* WHAT YOU HAVE TO DO: Pull out every line with the word "this" from the entries below.

* Dataset rows for apps and sites:
#####

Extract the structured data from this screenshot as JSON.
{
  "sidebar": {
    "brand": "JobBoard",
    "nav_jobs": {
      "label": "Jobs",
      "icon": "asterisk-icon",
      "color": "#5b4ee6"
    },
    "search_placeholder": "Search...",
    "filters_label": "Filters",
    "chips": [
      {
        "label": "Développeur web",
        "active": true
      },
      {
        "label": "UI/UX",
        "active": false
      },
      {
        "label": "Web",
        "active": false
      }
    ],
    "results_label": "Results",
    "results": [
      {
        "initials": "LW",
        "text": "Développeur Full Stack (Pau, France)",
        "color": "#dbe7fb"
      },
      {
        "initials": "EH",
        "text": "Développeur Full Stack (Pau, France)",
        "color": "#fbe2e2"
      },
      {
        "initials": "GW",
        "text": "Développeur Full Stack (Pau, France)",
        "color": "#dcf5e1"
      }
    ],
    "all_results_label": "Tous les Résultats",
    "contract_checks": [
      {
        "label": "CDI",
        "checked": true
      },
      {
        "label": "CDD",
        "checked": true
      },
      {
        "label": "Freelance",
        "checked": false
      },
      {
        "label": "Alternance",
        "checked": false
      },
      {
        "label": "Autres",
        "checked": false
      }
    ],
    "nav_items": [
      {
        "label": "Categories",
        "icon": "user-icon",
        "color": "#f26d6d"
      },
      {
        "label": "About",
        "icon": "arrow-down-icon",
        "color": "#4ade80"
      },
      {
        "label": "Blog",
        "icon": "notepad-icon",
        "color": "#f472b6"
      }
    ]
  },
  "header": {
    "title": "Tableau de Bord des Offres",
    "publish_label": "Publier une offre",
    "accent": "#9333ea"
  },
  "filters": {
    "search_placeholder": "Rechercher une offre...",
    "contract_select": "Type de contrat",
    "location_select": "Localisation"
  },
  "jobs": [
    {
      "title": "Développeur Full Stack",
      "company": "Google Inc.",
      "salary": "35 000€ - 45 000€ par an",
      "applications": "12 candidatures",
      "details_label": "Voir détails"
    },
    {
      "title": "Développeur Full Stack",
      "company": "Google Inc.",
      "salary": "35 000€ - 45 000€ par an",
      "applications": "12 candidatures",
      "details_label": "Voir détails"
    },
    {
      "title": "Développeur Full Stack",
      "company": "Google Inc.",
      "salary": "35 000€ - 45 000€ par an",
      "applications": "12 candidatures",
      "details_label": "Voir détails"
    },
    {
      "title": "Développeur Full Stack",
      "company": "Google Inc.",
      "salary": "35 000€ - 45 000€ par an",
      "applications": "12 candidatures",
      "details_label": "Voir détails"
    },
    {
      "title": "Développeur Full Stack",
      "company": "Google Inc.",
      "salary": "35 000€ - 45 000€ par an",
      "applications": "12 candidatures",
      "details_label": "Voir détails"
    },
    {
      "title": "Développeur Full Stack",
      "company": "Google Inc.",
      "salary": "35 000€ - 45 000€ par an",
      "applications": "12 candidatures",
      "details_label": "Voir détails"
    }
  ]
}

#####

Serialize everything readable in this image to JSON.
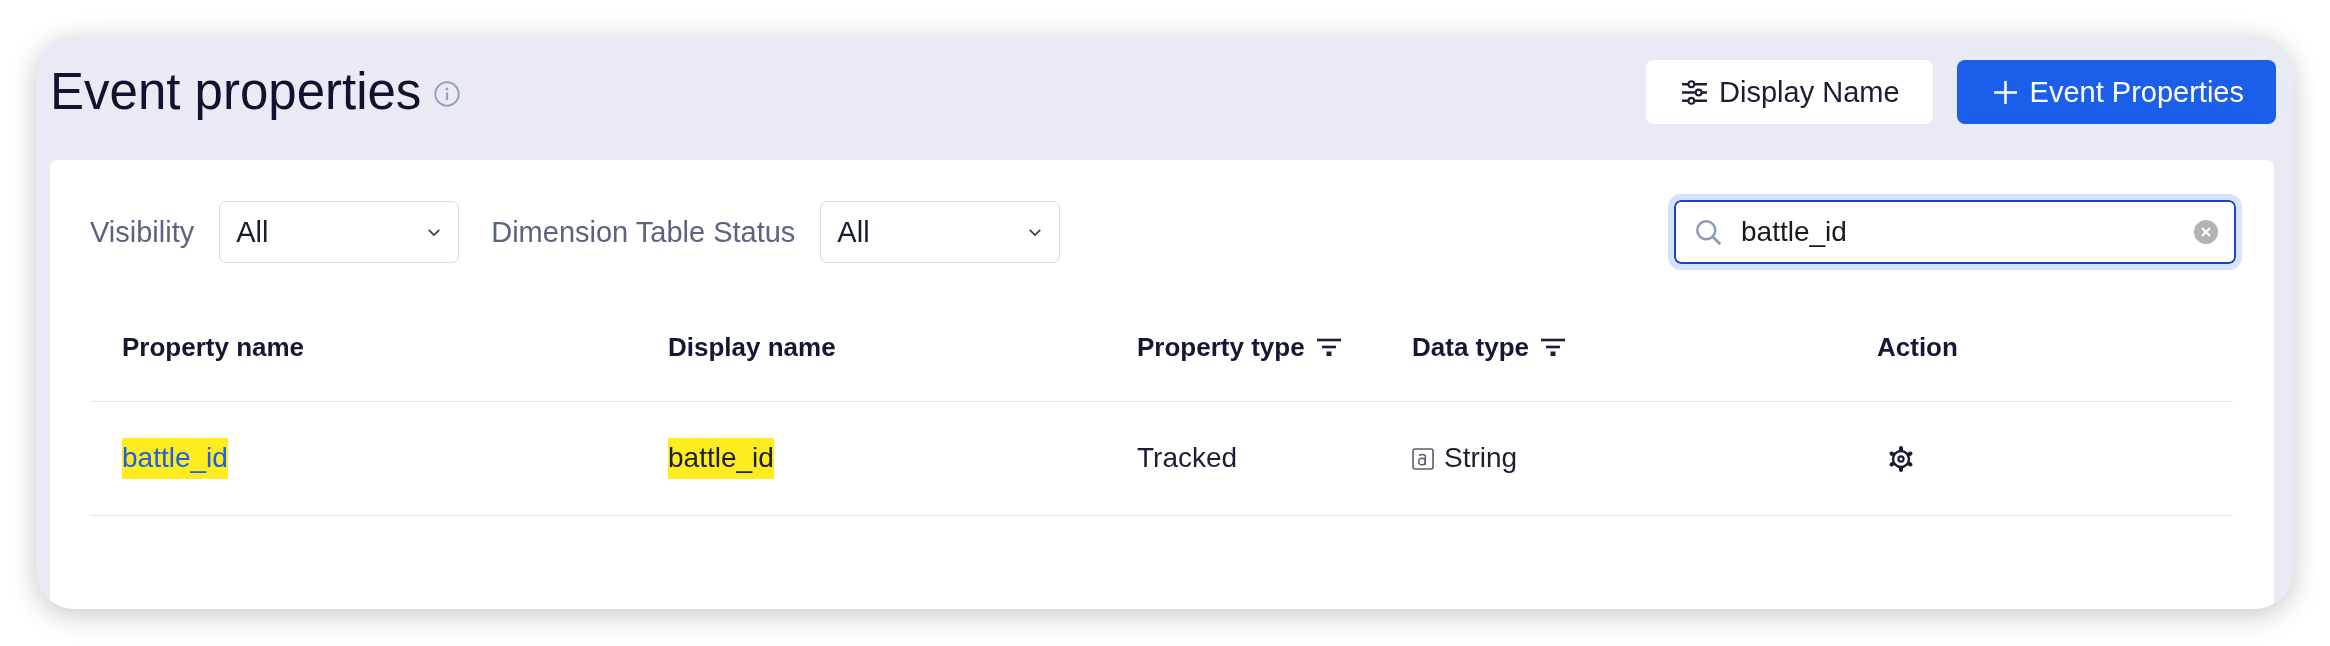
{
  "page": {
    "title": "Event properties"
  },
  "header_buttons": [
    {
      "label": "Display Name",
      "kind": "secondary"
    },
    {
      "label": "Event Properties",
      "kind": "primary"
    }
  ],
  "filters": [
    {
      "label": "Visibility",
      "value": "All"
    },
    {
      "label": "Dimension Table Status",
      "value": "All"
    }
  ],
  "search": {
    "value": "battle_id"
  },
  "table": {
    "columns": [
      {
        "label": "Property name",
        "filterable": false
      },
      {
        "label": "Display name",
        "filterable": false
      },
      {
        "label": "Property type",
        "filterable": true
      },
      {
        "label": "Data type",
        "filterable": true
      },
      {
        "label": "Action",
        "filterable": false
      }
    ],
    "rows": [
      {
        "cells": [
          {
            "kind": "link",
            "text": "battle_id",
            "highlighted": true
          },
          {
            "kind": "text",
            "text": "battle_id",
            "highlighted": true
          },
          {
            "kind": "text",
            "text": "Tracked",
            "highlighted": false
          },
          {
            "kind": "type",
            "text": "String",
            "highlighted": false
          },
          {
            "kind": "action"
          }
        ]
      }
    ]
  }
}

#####

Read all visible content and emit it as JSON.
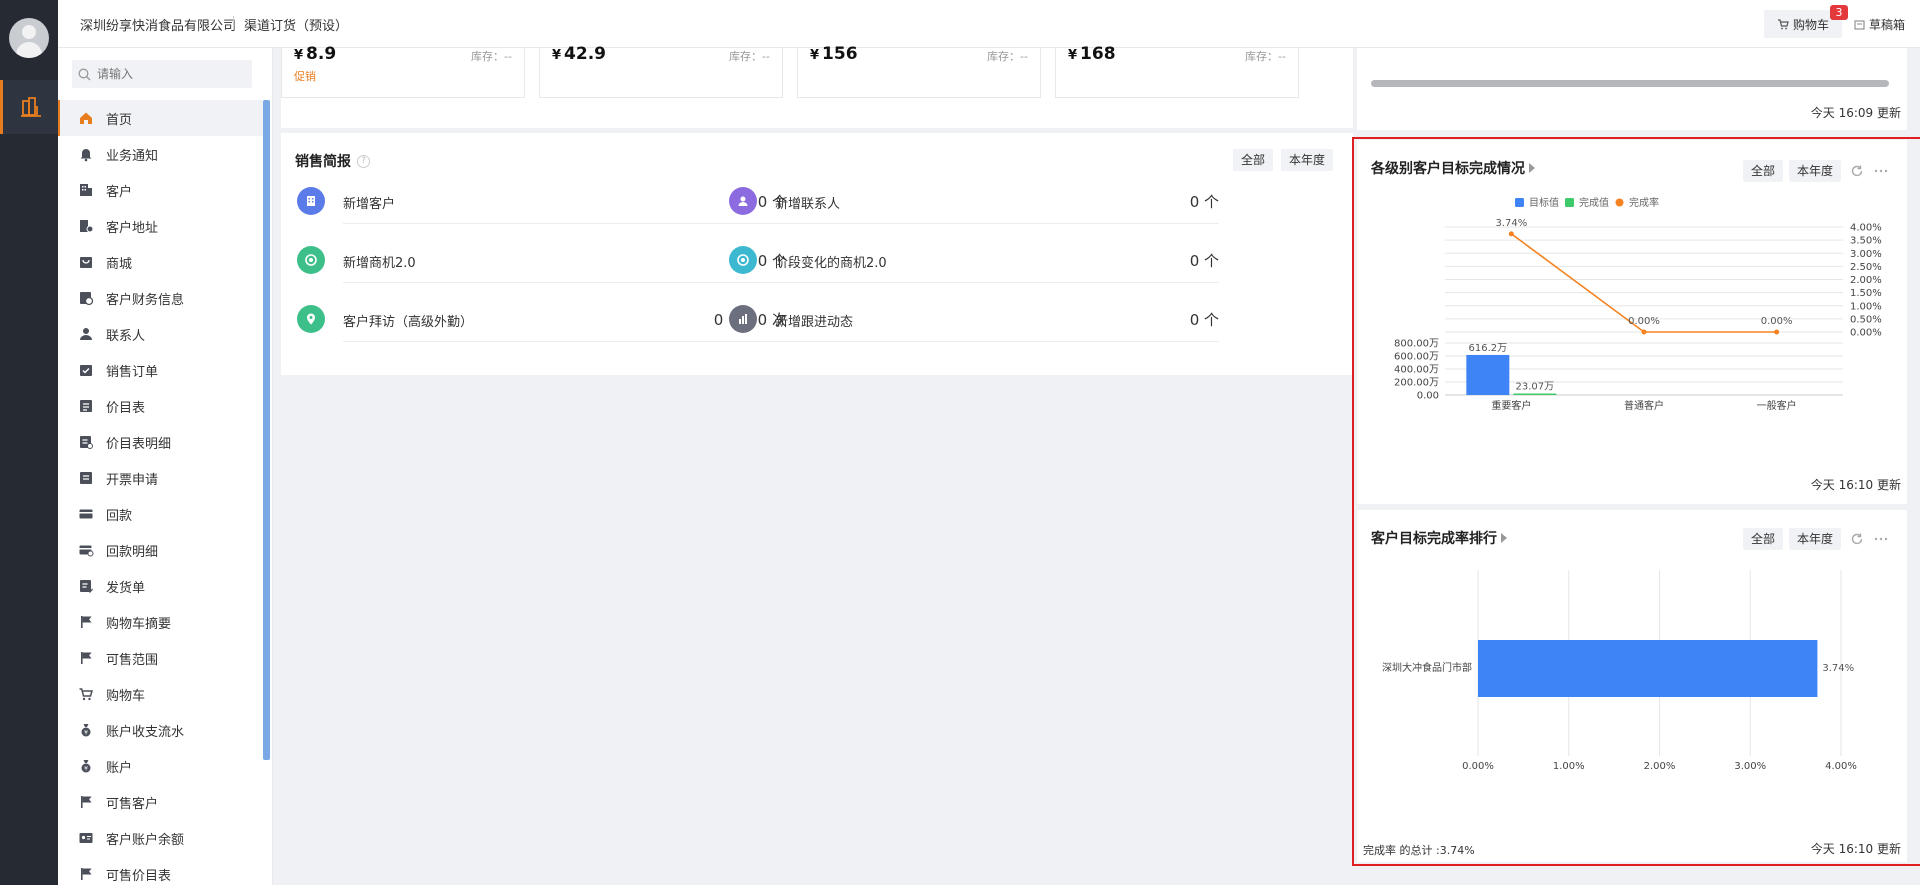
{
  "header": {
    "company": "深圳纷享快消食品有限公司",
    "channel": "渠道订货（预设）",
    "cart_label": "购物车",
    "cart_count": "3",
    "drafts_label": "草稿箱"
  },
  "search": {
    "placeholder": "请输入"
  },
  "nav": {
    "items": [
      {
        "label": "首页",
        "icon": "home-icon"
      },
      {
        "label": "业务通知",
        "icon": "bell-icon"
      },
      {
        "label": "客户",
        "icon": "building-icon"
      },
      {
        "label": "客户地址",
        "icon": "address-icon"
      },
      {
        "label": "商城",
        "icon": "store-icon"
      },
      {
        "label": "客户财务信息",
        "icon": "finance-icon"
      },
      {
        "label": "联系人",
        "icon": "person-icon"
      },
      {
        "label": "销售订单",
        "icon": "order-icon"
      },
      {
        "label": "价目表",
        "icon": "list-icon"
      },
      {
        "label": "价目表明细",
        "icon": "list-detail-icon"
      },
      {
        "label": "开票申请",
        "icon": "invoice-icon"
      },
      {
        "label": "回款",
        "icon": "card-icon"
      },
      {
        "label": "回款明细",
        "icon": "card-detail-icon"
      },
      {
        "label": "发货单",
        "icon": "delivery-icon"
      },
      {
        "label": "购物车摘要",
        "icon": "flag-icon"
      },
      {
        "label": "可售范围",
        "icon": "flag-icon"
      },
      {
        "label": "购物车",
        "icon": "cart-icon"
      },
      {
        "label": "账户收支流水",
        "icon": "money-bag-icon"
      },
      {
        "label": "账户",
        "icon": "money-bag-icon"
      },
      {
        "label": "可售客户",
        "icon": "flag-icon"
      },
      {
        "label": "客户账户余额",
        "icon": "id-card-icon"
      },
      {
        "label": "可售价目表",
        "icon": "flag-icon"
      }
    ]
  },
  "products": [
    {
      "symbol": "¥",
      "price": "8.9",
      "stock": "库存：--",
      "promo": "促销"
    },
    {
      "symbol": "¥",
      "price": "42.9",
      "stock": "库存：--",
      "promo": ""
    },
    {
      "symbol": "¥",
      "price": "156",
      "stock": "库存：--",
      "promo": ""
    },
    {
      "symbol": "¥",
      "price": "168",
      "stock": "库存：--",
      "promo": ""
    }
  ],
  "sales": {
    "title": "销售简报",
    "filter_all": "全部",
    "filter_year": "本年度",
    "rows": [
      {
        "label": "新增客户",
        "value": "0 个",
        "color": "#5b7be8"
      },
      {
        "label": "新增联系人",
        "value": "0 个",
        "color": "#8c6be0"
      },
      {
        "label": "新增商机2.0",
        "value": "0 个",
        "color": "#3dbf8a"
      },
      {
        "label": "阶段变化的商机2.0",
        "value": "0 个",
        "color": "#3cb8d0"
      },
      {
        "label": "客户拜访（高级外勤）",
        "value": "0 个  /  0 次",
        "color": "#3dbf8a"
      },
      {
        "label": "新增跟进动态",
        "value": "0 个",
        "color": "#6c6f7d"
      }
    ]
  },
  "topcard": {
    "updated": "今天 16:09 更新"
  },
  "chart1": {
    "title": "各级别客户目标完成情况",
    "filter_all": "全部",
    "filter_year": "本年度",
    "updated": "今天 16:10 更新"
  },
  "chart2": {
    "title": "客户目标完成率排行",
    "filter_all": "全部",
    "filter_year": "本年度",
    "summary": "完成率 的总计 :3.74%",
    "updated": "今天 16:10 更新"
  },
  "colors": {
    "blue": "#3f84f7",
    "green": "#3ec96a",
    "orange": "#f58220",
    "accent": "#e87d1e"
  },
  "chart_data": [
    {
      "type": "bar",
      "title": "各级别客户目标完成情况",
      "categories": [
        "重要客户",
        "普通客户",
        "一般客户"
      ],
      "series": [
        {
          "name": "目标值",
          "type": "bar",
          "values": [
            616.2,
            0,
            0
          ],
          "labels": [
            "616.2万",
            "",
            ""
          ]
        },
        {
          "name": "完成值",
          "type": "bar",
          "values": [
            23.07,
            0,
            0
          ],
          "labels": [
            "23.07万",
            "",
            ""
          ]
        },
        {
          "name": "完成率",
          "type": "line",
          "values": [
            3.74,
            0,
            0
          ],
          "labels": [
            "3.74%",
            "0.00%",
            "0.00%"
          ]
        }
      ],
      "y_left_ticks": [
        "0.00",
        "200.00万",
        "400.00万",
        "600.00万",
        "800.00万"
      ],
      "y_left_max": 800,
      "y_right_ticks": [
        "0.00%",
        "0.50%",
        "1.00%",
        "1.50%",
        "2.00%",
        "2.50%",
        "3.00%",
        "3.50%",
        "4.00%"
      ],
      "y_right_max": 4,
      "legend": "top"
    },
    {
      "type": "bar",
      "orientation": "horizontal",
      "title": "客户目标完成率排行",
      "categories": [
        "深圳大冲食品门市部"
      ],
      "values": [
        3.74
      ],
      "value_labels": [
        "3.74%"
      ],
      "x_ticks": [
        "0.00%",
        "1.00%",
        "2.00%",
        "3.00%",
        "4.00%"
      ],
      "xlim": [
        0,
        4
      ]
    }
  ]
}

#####

* THE ANSWER:
Extract the structured data from this screenshot as JSON.
Serialize everything readable in this image to JSON.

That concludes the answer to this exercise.